The Cincinnati Enquirer wants the names of all licensed foster parents in Ohio so that it can check them against criminal and other databases to see whether any offenders slipped through the cracks.
The Ohio Department of Job and Family Services refuses to release the names, saying that revealing foster parents' identities would make it easier for people to commit crimes against them and foster children.
Both sides presented their cases to the Ohio Supreme Court yesterday. While arguing points of law -- including a 2000 Supreme Court decision that declared a database of municipal-park-facility users not to be a public record -- the newspaper and state agency both tried to claim moral high ground.
"This case is about protecting vulnerable children from people and also about protecting the people who have agreed to take those children into their homes," said Henry Appel, the assistant attorney general who represented Job and Family Services. "It is good sense to protect vulnerable children from dangerous people."

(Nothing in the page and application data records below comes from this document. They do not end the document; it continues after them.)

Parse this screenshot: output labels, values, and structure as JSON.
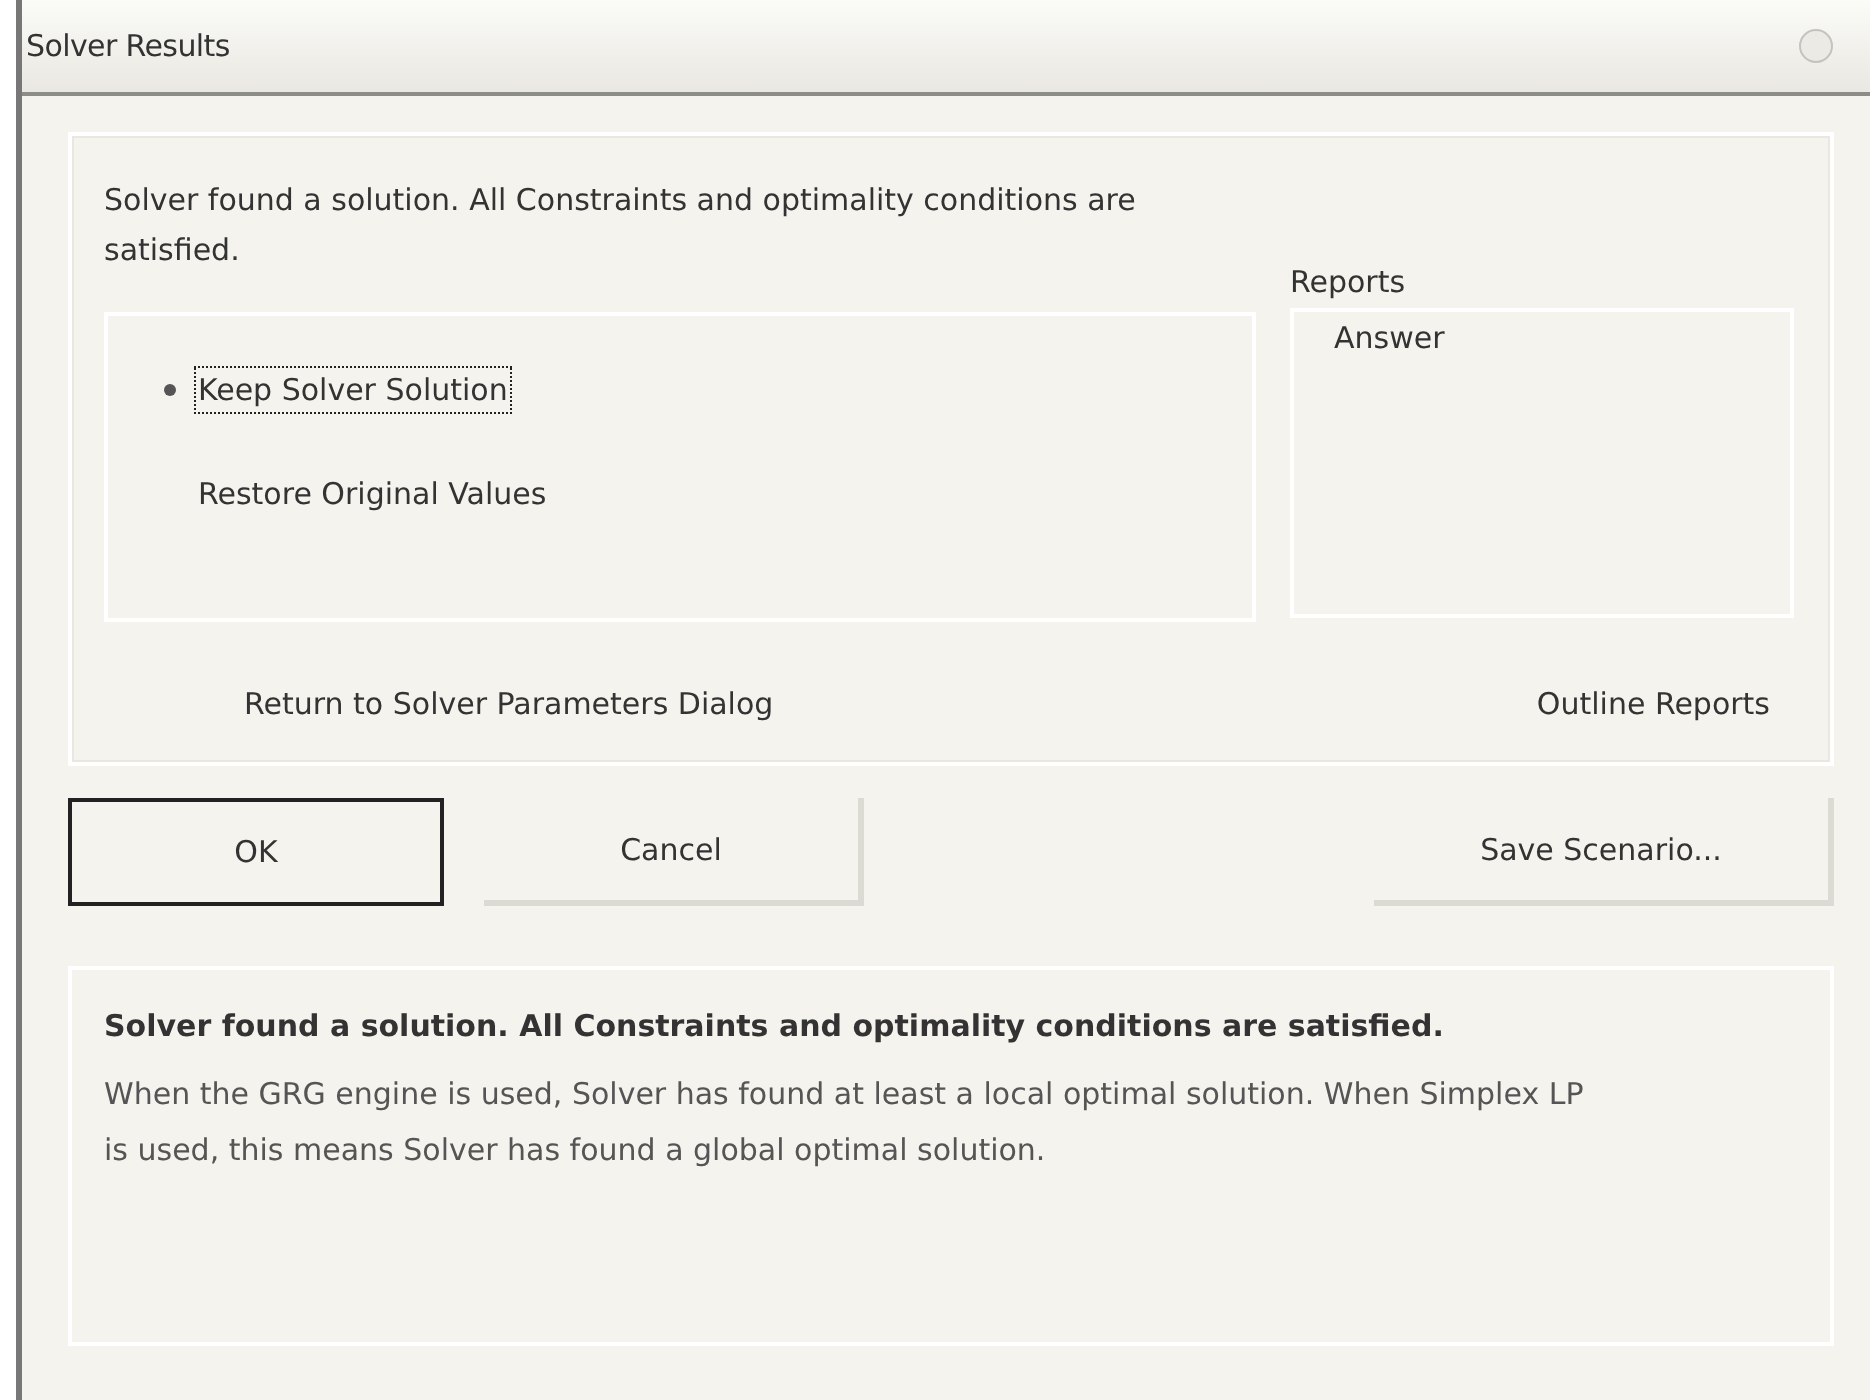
{
  "window": {
    "title": "Solver Results"
  },
  "message": "Solver found a solution.  All Constraints and optimality conditions are satisfied.",
  "options": [
    {
      "label": "Keep Solver Solution",
      "selected": true
    },
    {
      "label": "Restore Original Values",
      "selected": false
    }
  ],
  "reports": {
    "label": "Reports",
    "items": [
      {
        "label": "Answer",
        "selected": false
      }
    ]
  },
  "return_checkbox": {
    "label": "Return to Solver Parameters Dialog",
    "checked": false
  },
  "outline_checkbox": {
    "label": "Outline Reports",
    "checked": false
  },
  "buttons": [
    {
      "label": "OK",
      "default": true
    },
    {
      "label": "Cancel",
      "default": false
    },
    {
      "label": "Save Scenario...",
      "default": false
    }
  ],
  "description": {
    "title": "Solver found a solution.  All Constraints and optimality conditions are satisfied.",
    "body": "When the GRG engine is used, Solver has found at least a local optimal solution. When Simplex LP is used, this means Solver has found a global optimal solution."
  }
}
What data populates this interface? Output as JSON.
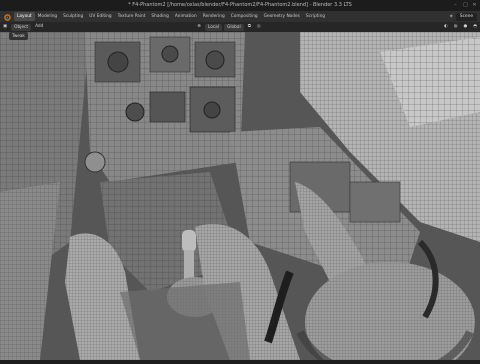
{
  "window": {
    "title": "* F4-Phantom2 [/home/oxlas/blender/F4-Phantom2/F4-Phantom2.blend] - Blender 3.3 LTS"
  },
  "menubar": {
    "workspaces": [
      "Layout",
      "Modeling",
      "Sculpting",
      "UV Editing",
      "Texture Paint",
      "Shading",
      "Animation",
      "Rendering",
      "Compositing",
      "Geometry Nodes",
      "Scripting"
    ],
    "scene_label": "Scene"
  },
  "header": {
    "items": [
      "Object",
      "Add",
      "Local",
      "Global"
    ],
    "view_label": "Tweak"
  },
  "colors": {
    "viewport_bg": "#3a3a3a",
    "mesh_fill": "#8e8e8e",
    "wire": "#2a2a2a",
    "accent": "#4772b3"
  }
}
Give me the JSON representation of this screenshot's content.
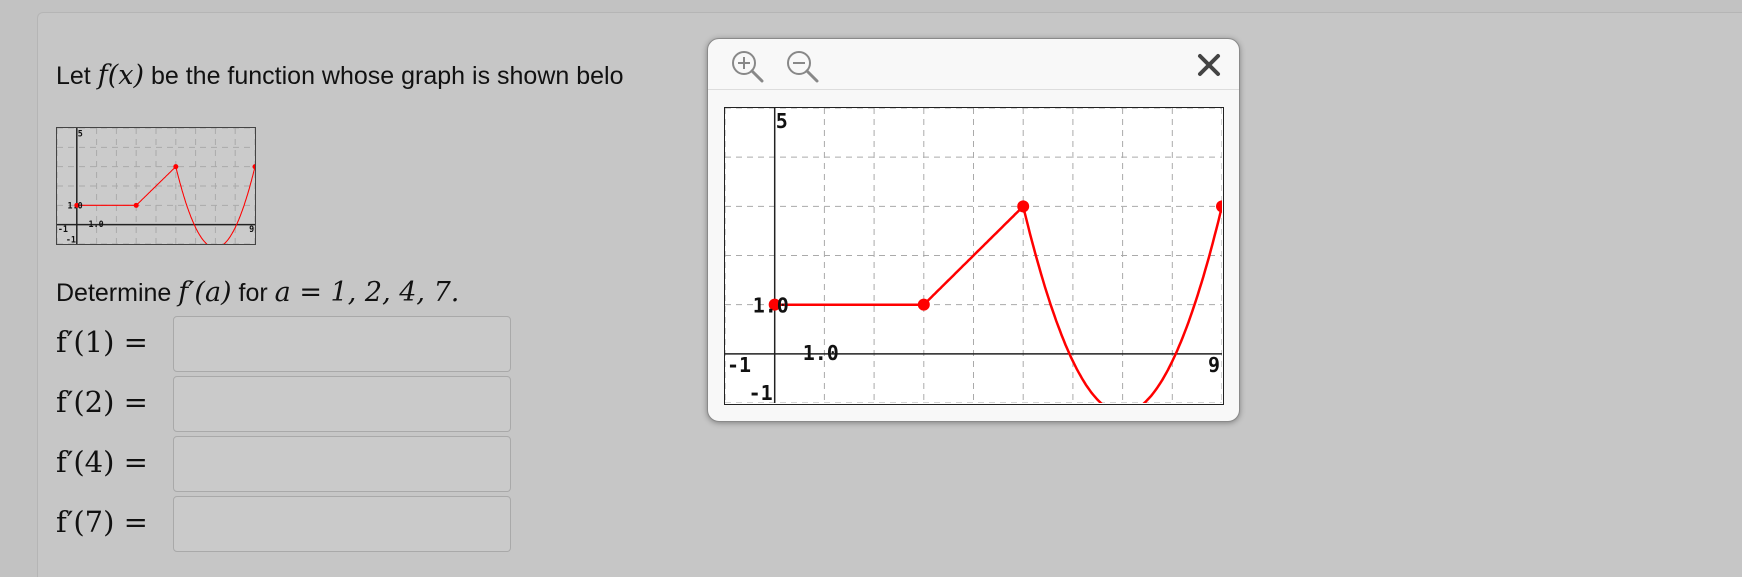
{
  "question": {
    "intro_prefix": "Let",
    "intro_func": "f(x)",
    "intro_suffix": "be the function whose graph is shown belo",
    "determine_prefix": "Determine",
    "determine_func": "f′(a)",
    "determine_for": "for",
    "determine_cond": "a = 1, 2, 4, 7."
  },
  "answers": [
    {
      "label": "f′(1) =",
      "value": ""
    },
    {
      "label": "f′(2) =",
      "value": ""
    },
    {
      "label": "f′(4) =",
      "value": ""
    },
    {
      "label": "f′(7) =",
      "value": ""
    }
  ],
  "graph": {
    "tick_labels": {
      "y_top": "5",
      "y_mid": "1.0",
      "y_bottom": "-1",
      "x_left": "-1",
      "x_mid": "1.0",
      "x_right": "9"
    },
    "curve_color": "#ff0000",
    "points": [
      [
        0,
        1
      ],
      [
        3,
        1
      ],
      [
        5,
        3
      ],
      [
        9,
        3
      ]
    ],
    "x_range": [
      -1,
      9
    ],
    "y_range": [
      -1,
      5
    ]
  },
  "popup": {
    "zoom_in_icon": "zoom-in-icon",
    "zoom_out_icon": "zoom-out-icon",
    "close_icon": "close-icon"
  }
}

The Enquirer's attorney, John Greiner, said that's exactly what the newspaper is trying to do. He said the newspaper wants information about licensed foster homes to review their safety records and the general suitability of foster parents. The newspaper is not seeking the names of the children, he said.